Third, while Magin shows that the price of a put option guaranteeing against loss of principal is low, it's not clear why this should be the only standard. A guarantee against the lost of real principal is more expensive, and a guarantee against falling below the riskless rate more expensive still. In the policy context, it's most common to guarantee against the account purchasing an annuity smaller than current law scheduled benefits. This can get very expensive, as shown in this paper written with Kent Smetters and Clark Burdick. Read more!

Sunday, February 24, 2008

What this blog is about

Welcome to my Social Security blog. As someone who has enjoyed and benefited from scanning various blogs for news and discussion on Social Security policy, I hope this blog will be interesting and helpful to readers.

The first main purpose of this blog is to serve as a clearinghouse for information on Social Security policy and reform. One of the great merits of blogs is simply their ability to bring existing information to the attention of new readers. As someone who follows Social Security pretty closely, I may see interesting articles or papers that others have missed and can highlight them here.

The second purpose for the blog is to provide a forum where I can comment on Social Security issues and others can post their own views. Blog topics need not be of major importance, meriting a full-length research paper. Rather, if something small but interesting pops up I can post a quick note and others can discuss. Moreover, this can be done in a far shorter time frame than traditional research work.

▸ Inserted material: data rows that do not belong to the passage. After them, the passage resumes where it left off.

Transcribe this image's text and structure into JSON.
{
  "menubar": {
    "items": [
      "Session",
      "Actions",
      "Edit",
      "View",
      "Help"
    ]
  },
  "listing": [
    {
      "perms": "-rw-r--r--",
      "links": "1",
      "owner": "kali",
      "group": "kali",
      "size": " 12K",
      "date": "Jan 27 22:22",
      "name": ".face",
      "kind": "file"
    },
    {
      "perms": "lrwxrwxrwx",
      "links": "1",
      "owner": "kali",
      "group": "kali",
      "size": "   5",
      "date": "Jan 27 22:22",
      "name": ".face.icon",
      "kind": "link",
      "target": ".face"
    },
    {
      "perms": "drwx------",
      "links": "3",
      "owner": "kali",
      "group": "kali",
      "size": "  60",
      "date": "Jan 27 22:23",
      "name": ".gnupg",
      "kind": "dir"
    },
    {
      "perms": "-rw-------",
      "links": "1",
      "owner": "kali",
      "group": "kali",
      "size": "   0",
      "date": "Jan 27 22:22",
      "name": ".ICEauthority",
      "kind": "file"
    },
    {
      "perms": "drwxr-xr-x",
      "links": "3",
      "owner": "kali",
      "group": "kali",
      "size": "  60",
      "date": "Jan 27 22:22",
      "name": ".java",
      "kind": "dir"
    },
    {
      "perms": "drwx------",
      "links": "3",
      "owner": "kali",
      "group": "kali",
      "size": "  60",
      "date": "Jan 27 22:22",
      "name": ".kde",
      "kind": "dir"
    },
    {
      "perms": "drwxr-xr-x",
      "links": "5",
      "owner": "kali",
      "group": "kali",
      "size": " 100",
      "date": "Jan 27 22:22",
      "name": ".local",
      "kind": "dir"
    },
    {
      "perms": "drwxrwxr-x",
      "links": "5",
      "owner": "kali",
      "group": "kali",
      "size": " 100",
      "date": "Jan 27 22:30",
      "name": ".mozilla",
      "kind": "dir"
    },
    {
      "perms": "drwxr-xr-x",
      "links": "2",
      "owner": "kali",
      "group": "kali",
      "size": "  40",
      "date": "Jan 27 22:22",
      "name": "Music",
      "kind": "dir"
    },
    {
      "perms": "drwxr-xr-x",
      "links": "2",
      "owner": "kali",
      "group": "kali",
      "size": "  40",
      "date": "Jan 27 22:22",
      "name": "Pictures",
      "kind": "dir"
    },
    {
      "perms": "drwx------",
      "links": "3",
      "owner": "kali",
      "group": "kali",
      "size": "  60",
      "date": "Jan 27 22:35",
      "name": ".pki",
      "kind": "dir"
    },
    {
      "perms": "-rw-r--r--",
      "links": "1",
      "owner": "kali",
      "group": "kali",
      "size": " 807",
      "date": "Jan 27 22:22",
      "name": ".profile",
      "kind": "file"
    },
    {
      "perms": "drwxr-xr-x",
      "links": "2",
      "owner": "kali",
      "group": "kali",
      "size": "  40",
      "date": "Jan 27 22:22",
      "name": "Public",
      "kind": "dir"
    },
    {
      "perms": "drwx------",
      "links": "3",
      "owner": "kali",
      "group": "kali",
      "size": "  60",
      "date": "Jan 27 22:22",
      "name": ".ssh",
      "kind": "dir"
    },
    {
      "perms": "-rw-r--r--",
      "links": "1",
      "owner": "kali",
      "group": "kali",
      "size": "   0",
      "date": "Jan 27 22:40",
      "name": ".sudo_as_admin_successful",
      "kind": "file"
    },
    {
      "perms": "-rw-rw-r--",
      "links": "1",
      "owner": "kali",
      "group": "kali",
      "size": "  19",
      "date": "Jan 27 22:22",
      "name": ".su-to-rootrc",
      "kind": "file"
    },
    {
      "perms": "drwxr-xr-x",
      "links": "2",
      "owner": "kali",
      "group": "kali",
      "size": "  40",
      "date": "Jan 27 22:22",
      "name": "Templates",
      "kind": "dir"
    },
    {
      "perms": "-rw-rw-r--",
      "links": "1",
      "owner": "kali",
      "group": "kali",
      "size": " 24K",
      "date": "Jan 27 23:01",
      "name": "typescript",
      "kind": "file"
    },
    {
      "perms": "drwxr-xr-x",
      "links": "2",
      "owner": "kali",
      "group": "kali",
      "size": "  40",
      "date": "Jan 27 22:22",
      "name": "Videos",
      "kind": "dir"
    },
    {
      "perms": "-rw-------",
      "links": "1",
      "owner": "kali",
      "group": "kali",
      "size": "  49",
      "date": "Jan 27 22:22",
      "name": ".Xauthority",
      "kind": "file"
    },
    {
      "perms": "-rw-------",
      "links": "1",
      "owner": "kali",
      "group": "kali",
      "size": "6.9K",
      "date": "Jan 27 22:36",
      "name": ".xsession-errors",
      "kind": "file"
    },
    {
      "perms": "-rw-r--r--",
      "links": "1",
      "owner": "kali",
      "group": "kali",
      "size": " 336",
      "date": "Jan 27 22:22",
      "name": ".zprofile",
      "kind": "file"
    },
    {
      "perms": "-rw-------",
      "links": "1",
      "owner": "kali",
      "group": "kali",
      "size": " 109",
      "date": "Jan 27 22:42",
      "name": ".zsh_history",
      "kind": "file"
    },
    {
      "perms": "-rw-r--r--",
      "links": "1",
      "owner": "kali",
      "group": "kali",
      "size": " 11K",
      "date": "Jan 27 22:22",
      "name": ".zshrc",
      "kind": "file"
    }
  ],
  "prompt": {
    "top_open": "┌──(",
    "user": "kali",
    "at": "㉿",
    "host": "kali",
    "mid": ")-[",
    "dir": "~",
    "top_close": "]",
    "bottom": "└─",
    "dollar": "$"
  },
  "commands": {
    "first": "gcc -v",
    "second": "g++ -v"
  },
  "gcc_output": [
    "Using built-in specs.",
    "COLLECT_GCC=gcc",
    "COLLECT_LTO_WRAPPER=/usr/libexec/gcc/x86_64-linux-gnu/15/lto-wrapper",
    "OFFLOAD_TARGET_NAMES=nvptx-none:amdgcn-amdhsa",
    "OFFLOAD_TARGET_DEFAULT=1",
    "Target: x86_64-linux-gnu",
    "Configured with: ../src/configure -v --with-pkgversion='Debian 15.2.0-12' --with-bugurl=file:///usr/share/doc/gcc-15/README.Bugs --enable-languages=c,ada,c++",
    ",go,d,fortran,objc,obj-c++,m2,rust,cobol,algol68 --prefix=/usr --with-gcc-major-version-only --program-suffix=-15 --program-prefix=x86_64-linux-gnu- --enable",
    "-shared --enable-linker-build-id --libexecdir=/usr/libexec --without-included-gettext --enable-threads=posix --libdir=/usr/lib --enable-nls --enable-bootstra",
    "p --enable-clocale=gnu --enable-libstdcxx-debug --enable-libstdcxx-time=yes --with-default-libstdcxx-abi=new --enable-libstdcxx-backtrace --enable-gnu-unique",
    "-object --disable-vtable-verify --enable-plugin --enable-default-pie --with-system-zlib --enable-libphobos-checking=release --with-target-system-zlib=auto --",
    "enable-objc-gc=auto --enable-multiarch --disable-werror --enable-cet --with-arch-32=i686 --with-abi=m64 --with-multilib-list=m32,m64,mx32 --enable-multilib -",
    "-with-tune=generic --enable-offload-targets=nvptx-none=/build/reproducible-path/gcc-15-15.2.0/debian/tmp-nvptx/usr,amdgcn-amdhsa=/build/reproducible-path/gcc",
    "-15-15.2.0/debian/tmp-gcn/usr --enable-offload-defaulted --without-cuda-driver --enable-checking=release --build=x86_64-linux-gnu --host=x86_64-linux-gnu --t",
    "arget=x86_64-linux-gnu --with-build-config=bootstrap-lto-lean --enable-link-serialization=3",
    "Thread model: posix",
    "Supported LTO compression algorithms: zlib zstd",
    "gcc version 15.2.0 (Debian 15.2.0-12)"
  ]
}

As a vehicle for my own views, this blog inevitably bears the baggage of my biases and experiences with the issue. At the same time, I follow and learn from blogs whose authors' viewpoints differ from my own, so I am hopeful this blog will be useful regardless of readers' points of view on Social Security reform.

Again, welcome. Read more!